Real estate transactions involve many details and moving parts, including house purchase agreements. Whether you’re buying or selling, you’ll have to keep those details in mind, including the overall condition of the building. For this reason, a home inspection will typically be needed.
Given the fees and costs associated with the process, many people may wonder whether a home inspection is actually necessary. The short answer is that it is, but it can get a little more involved than that.
Technically speaking, a home inspection is not an absolute legal necessity for either buyers or sellers. That said, buyers benefit a great deal from having a property inspected, so a seller will usually need to allow an inspection (or pay for one themselves) in order to sell the property quickly.

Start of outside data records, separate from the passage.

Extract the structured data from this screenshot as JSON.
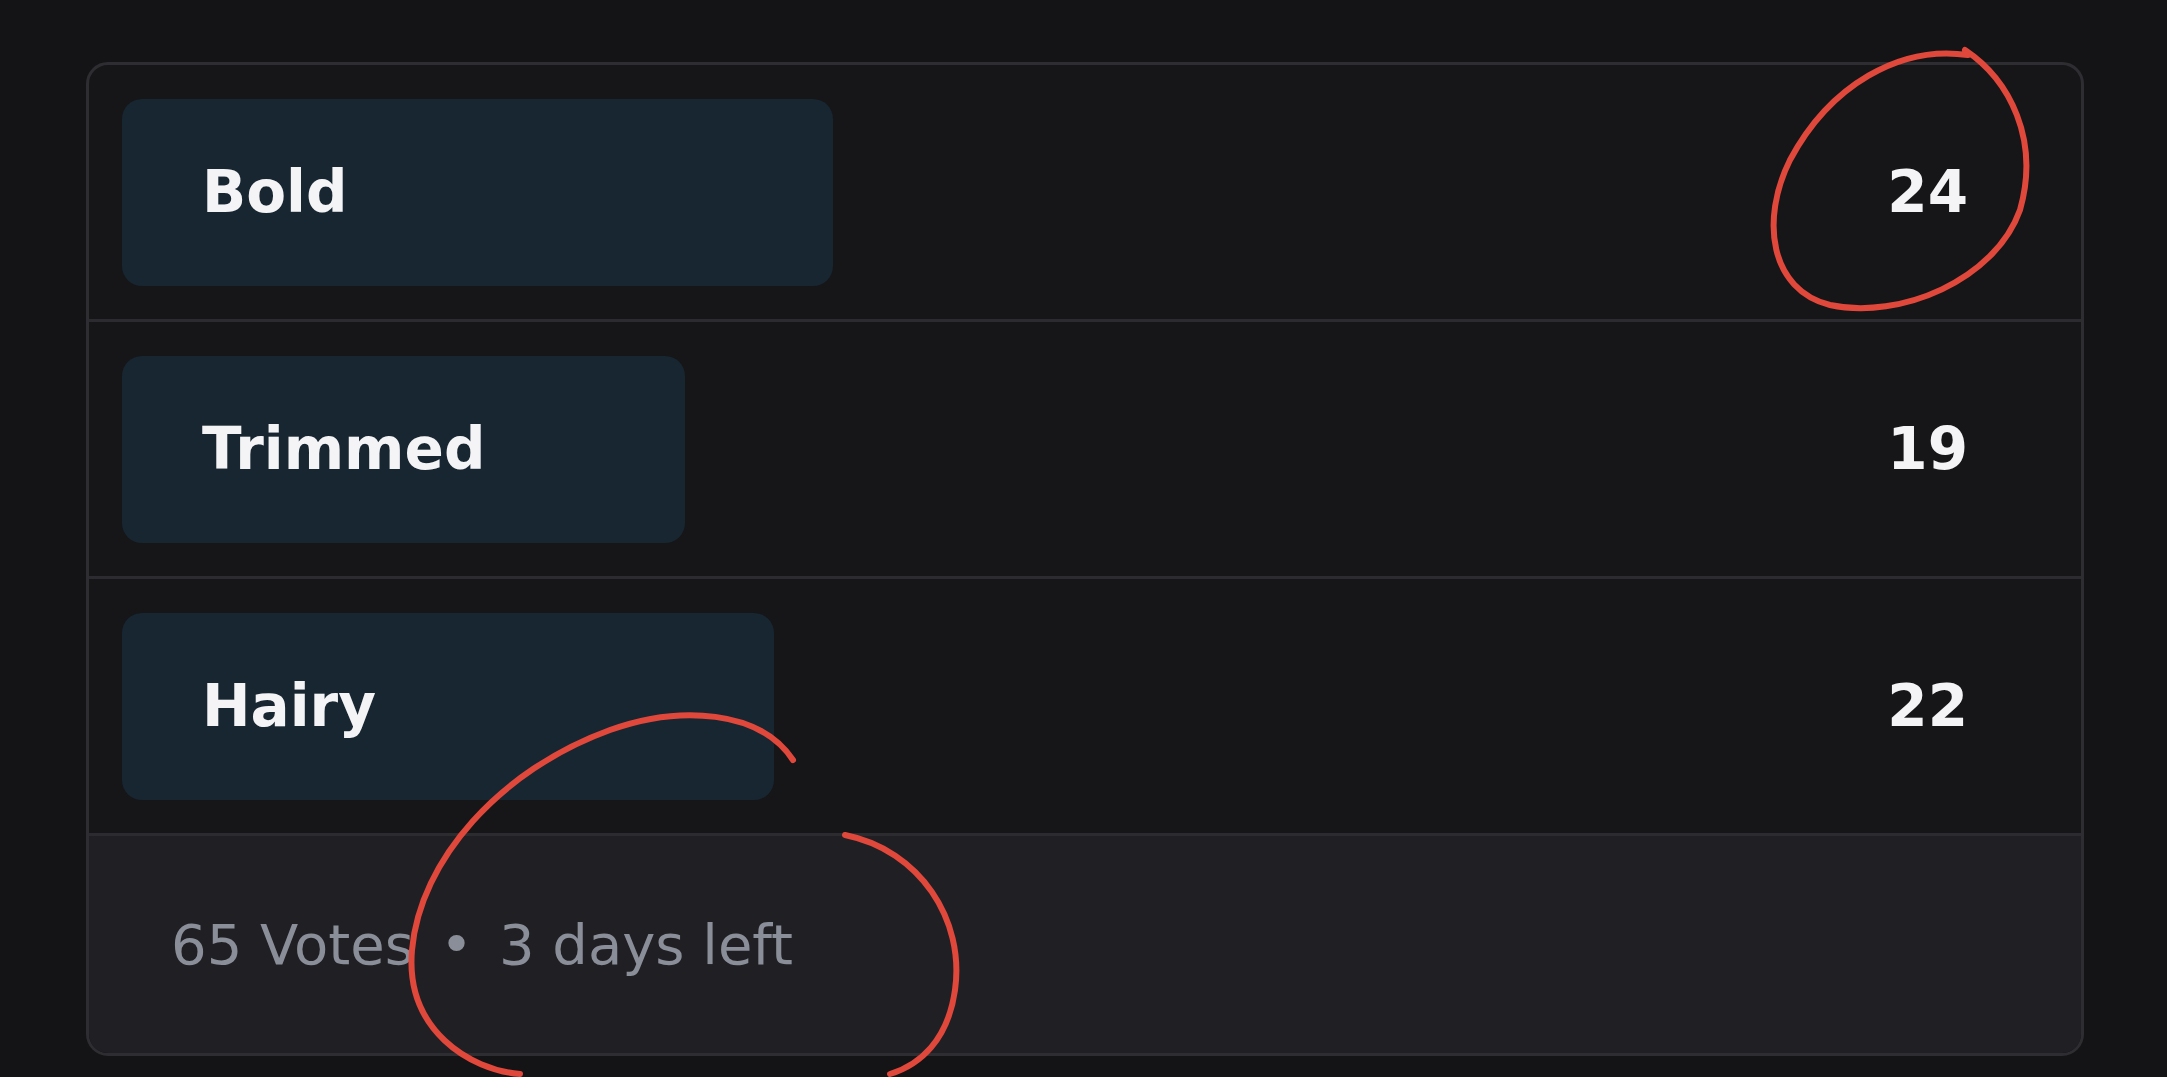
{
  "poll": {
    "options": [
      {
        "label": "Bold",
        "count": "24"
      },
      {
        "label": "Trimmed",
        "count": "19"
      },
      {
        "label": "Hairy",
        "count": "22"
      }
    ],
    "footer": {
      "votes": "65 Votes",
      "separator": "•",
      "time_left": "3 days left"
    }
  },
  "annotations": [
    {
      "kind": "circle",
      "color": "#e0483c"
    },
    {
      "kind": "circle",
      "color": "#e0483c"
    }
  ]
}
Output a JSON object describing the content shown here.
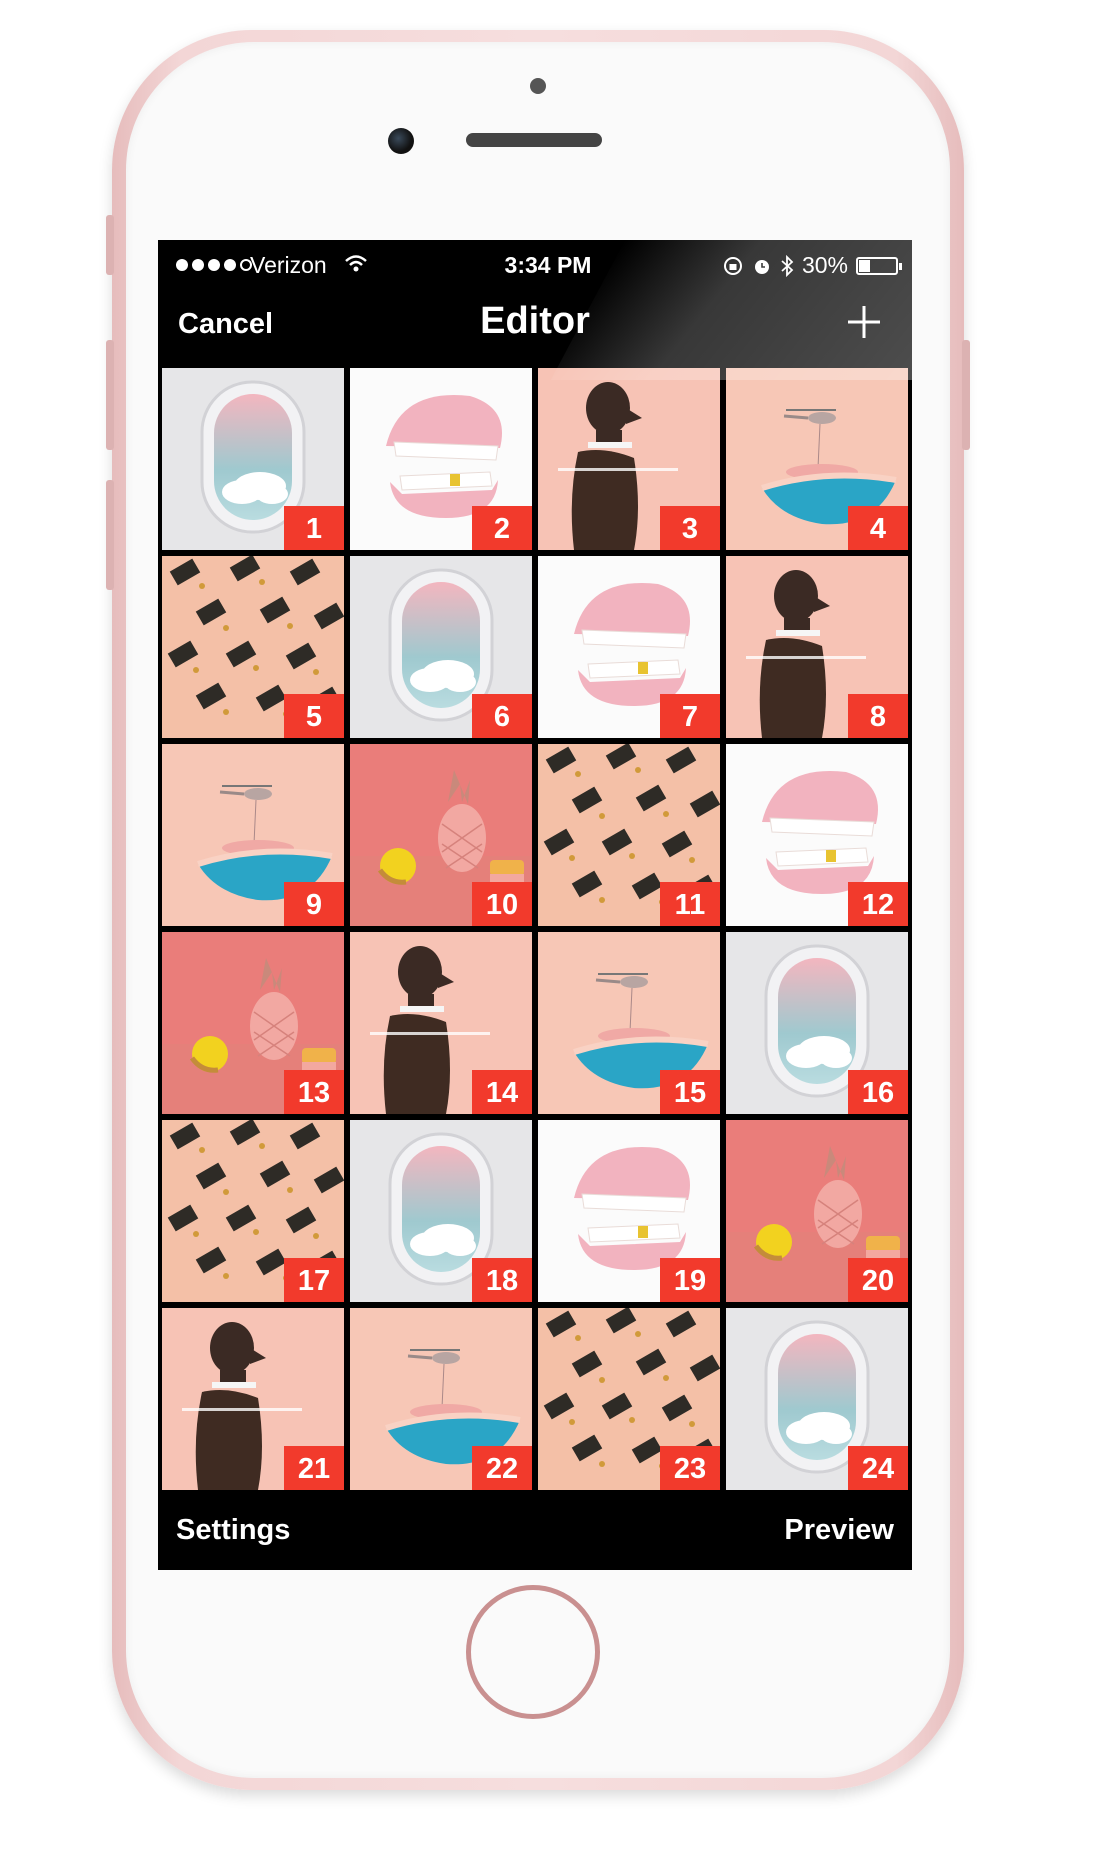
{
  "status_bar": {
    "signal_bars": "●●●●○",
    "carrier": "Verizon",
    "time": "3:34 PM",
    "battery": "30%",
    "battery_level": 0.3
  },
  "nav": {
    "cancel_label": "Cancel",
    "title": "Editor",
    "add_icon": "plus-icon"
  },
  "grid": {
    "items": [
      {
        "number": "1",
        "image": "airplane-window"
      },
      {
        "number": "2",
        "image": "teeth"
      },
      {
        "number": "3",
        "image": "figure"
      },
      {
        "number": "4",
        "image": "helicopter-pool"
      },
      {
        "number": "5",
        "image": "chairs-pattern"
      },
      {
        "number": "6",
        "image": "airplane-window"
      },
      {
        "number": "7",
        "image": "teeth"
      },
      {
        "number": "8",
        "image": "figure"
      },
      {
        "number": "9",
        "image": "helicopter-pool"
      },
      {
        "number": "10",
        "image": "pineapple"
      },
      {
        "number": "11",
        "image": "chairs-pattern"
      },
      {
        "number": "12",
        "image": "teeth"
      },
      {
        "number": "13",
        "image": "pineapple"
      },
      {
        "number": "14",
        "image": "figure"
      },
      {
        "number": "15",
        "image": "helicopter-pool"
      },
      {
        "number": "16",
        "image": "airplane-window"
      },
      {
        "number": "17",
        "image": "chairs-pattern"
      },
      {
        "number": "18",
        "image": "airplane-window"
      },
      {
        "number": "19",
        "image": "teeth"
      },
      {
        "number": "20",
        "image": "pineapple"
      },
      {
        "number": "21",
        "image": "figure"
      },
      {
        "number": "22",
        "image": "helicopter-pool"
      },
      {
        "number": "23",
        "image": "chairs-pattern"
      },
      {
        "number": "24",
        "image": "airplane-window"
      }
    ]
  },
  "bottom_bar": {
    "settings_label": "Settings",
    "preview_label": "Preview"
  },
  "colors": {
    "badge": "#f23a2c",
    "screen_bg": "#000000",
    "phone_body": "#f3d6d6"
  }
}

In addition, if the purchase agreement includes requirements or contingencies involving a house inspection, then it should be considered necessary in that instance. Failure to conduct the inspection could mean the sale wouldn’t be completed. This ultimately depends upon the contract, but this type of contingency is included more often than not.
Benefits of Getting a Home Inspection
Legal requirements aside, it’s generally recommended that a home inspection be conducted regardless of what is stated in the contract. There are several reasons for this, such as:
- Make sure the structure is safe by checking for potential hazards (mold, radon, structural damage, and so on).
- Provide evidence of the home’s value including whatever issues may be on the property, which can be useful for both sellers and buyers in negotiating the price.
- Make sure the building is up to code and that all present modifications are completely legal.
- Provide a contingency by which buyers could back out of the purchase. A well-written contract can enable a buyer to back out if they feel they need to based on the inspection’s results.
- Alert the seller to potential issues, thereby allowing them to make needed repairs in advance or else price accordingly, ultimately saving both time and money.
- A pre-listing inspection can act as a selling point for homeowners looking to sell while also preventing a sale from falling through later on.
Sellers benefit from conducting their own home inspections before listing the house for sale, and buyers can benefit by making sure the home doesn’t have any glaring issues that would be problematic in the long run. Ultimately, both parties stand to benefit one way or another.
Home Inspections and Purchase Agreements
In terms of the actual transaction, home inspections can play a significant role. For instance, one type of contract commonly used in Illinois requires both the buyer and seller to agree on how to handle the results of the home inspection. If they don’t come to an agreement within a certain period of time, then the contract may be canceled by either party.
Drafting and interpreting purchase agreements can become complex, with home inspections being just one of many factors involved. For assistance throughout any real estate transaction, contact the attorneys at Hart David Carson LLP.